Chills by Mary SanGiovanni

Kathy Ryan has problems. Her brother is a psychopath who tried to kill her when they were young, and now a band of cultists have unleashed an otherworldly invasion on the otherwise quiet town of Colby, Connecticut. Kathy is also emotionally drained from her job battling supernatural monsters. Guarding the inter-dimensional gateway against ancient intruders […]

What Do Monsters Fear? by Matt Hayward

What do monsters fear? Responsibility. Withdrawal symptoms. Owning up to their past mistakes. One of the recovering addicts in Matt Hayward’s creep-fest What Do Monsters Fear? sums up the plot in a few well-chosen words: “Three strung-out fucks are gonna stop an ancient evil god?” Hell, yeah, they are! Because the ancient evil god—a body-snatching baddie […]

A Head Full Of Ghosts by Paul Tremblay

Paul Tremblay’s A Head Full Of Ghosts is a beautiful novel, a post-modern tale of demonic possession that leaves you questioning where truth lies in our surreal/unreal world. Publisher William Morrow sums up A Head Full Of Ghosts: The lives of the Barretts, a normal suburban New England family, are torn apart when fourteen-year-old Marjorie […]

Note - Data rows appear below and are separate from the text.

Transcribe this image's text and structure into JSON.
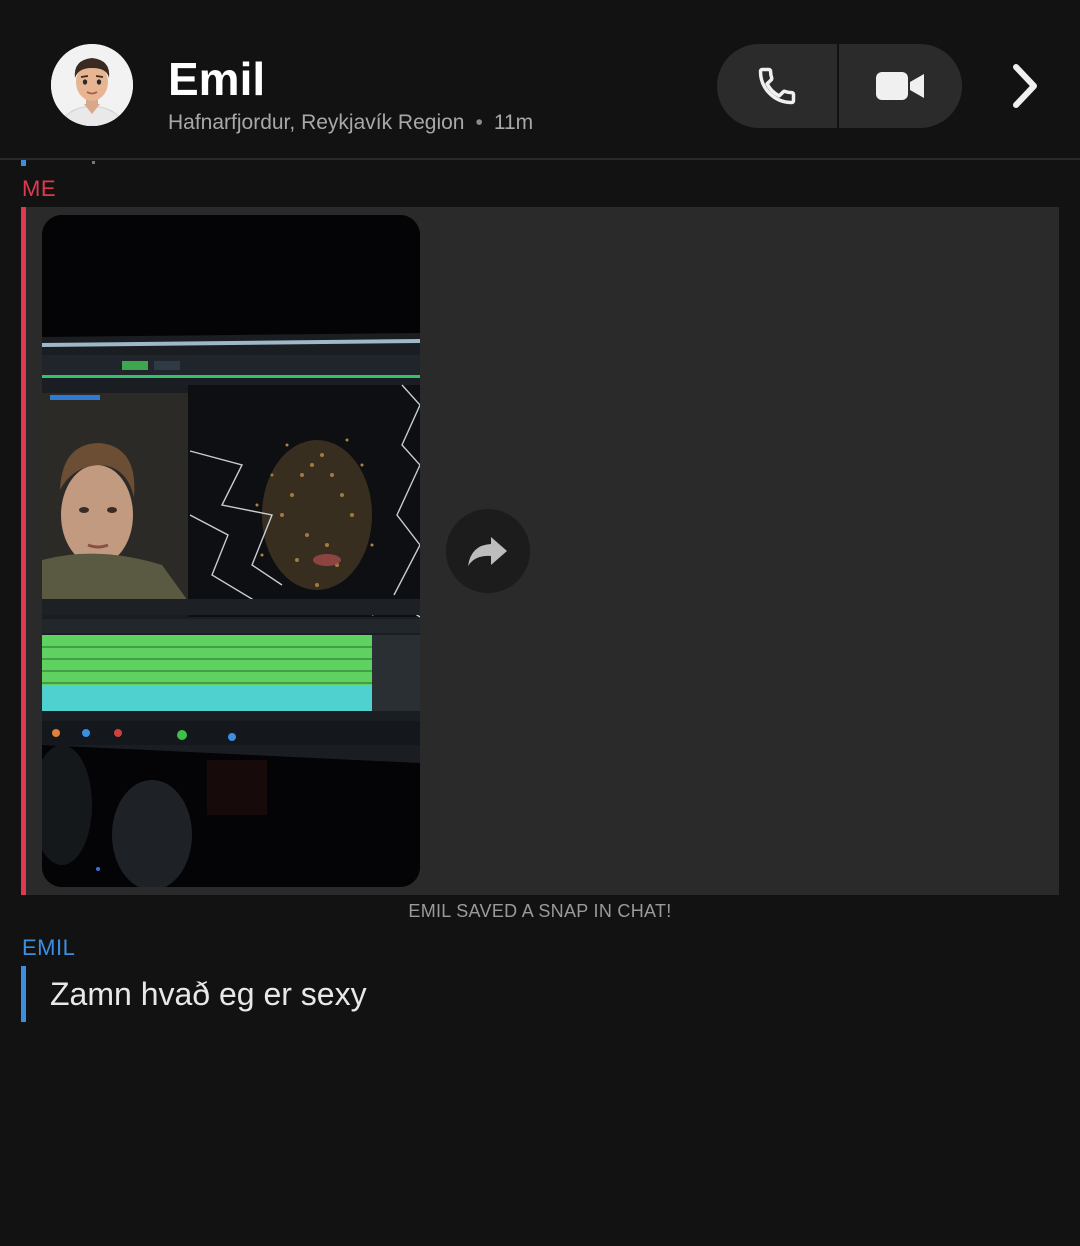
{
  "header": {
    "name": "Emil",
    "location": "Hafnarfjordur, Reykjavík Region",
    "separator": "•",
    "time_ago": "11m",
    "avatar_icon": "bitmoji-avatar",
    "call_icon": "phone-icon",
    "video_icon": "video-camera-icon",
    "more_icon": "chevron-right-icon"
  },
  "chat": {
    "me_label": "ME",
    "emil_label": "EMIL",
    "saved_note": "EMIL SAVED A SNAP IN CHAT!",
    "emil_message": "Zamn hvað eg er sexy",
    "share_icon": "share-arrow-icon"
  },
  "colors": {
    "me_accent": "#e0394f",
    "emil_accent": "#3b8fe0",
    "background": "#121212",
    "snap_block": "#2a2a2a"
  }
}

Header and Creekers by Edward Lee

There is something beautiful and poetic about  the splatterpunk redneck fiction on display in Edward Lee‘s novella Header (1995) and the long-form novel Creekers (1994). Lee’s redneck horror pays homage to Richard Laymon‘s novels of backwoods terror as well as James Dickey‘s classic, Deliverance. Lee’s work is violent and nasty, but his pacing and dialogue are […]

The Imago Sequence and Other Stories by Laird Barron

Laird Barron writes weird. Barron is a good writer, but the stories contained in his collection, The Imago Sequence  and Other Stories, are sometimes hard to figure. You’ll need a dictionary, good map skills, and a working knowledge of mythology, world religions, philosophy, horror fiction, and crime pulps to make heads or tails of these […]

Harvest Home by Thomas Tryon

Is corn scary? It is a rather bizarre plant. It grows tall and fast and has vaguely human qualities, like corn-silk hair and ears. I never really thought corn was scary, until I read Stephen King‘s Children of the Corn as a teenager. King made corn creepy. But before King conjured the Children of the […]

The Book of Paul by Richard Long

 I didn’t know what to expect when I dove into Richard Long’s debut novel, The Book of Paul, other than Stephen King endorsed it and the novel was billed as “ a paranormal thriller.” Based on the cover, I figured The Book of Paul was a mythology-based tale of pirates for young adult readers. The skeleton […]